-------- THE INPUT
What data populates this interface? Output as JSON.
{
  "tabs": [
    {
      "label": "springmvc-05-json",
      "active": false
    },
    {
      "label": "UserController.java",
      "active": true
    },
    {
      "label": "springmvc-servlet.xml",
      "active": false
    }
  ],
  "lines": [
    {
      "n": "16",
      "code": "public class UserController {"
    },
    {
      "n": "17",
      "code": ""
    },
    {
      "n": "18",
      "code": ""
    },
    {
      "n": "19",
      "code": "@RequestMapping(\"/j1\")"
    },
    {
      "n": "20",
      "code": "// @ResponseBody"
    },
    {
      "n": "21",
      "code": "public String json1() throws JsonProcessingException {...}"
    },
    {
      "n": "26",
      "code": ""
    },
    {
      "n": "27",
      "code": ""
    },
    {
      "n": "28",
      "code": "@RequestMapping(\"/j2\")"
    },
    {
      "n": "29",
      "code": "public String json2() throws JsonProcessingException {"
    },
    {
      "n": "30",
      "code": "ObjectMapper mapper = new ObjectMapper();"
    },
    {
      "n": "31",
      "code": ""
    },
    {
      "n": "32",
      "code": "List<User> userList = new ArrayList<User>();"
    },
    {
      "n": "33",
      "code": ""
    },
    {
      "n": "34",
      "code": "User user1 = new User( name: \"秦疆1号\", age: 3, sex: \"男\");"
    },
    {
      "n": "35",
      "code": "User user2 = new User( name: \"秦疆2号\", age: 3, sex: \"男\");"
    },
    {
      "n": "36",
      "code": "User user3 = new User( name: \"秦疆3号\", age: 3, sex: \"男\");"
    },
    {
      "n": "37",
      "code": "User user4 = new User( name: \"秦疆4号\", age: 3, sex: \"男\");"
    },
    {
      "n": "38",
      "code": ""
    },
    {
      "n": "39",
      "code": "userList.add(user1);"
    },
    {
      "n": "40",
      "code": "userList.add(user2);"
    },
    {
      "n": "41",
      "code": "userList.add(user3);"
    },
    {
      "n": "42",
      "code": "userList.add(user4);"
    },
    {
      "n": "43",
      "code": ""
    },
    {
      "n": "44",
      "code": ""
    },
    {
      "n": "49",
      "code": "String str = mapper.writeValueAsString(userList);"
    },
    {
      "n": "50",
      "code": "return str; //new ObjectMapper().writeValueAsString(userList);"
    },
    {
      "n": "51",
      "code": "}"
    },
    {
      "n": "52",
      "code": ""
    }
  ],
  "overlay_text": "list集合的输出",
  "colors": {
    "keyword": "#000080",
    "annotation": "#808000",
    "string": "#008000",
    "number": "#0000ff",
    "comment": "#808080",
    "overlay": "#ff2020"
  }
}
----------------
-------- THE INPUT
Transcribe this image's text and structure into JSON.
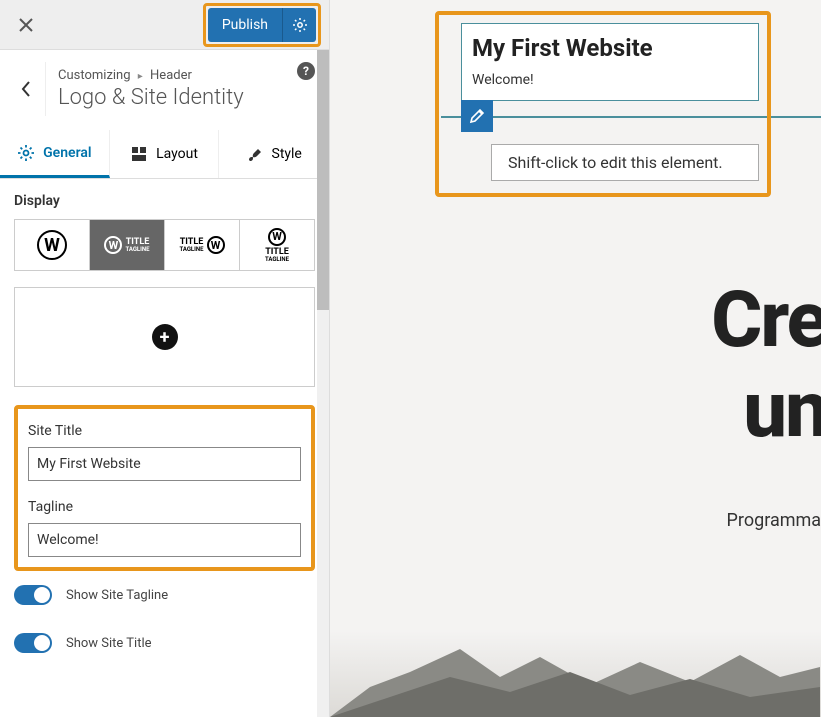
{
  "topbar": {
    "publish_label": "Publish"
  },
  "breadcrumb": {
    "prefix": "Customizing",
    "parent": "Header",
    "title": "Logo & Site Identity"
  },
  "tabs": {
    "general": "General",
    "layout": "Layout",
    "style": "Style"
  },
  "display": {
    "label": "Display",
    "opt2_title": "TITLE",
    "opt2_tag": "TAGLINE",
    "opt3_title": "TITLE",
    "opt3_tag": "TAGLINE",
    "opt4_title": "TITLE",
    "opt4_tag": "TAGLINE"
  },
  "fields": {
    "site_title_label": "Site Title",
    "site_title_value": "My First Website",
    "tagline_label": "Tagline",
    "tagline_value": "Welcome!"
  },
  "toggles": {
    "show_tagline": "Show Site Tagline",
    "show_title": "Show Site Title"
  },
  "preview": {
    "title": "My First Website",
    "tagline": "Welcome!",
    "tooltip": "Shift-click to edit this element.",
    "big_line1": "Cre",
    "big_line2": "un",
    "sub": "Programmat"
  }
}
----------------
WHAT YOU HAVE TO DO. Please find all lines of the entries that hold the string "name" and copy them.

OUTPUT.
      "code": "User user1 = new User( name: \"秦疆1号\", age: 3, sex: \"男\");"
      "code": "User user2 = new User( name: \"秦疆2号\", age: 3, sex: \"男\");"
      "code": "User user3 = new User( name: \"秦疆3号\", age: 3, sex: \"男\");"
      "code": "User user4 = new User( name: \"秦疆4号\", age: 3, sex: \"男\");"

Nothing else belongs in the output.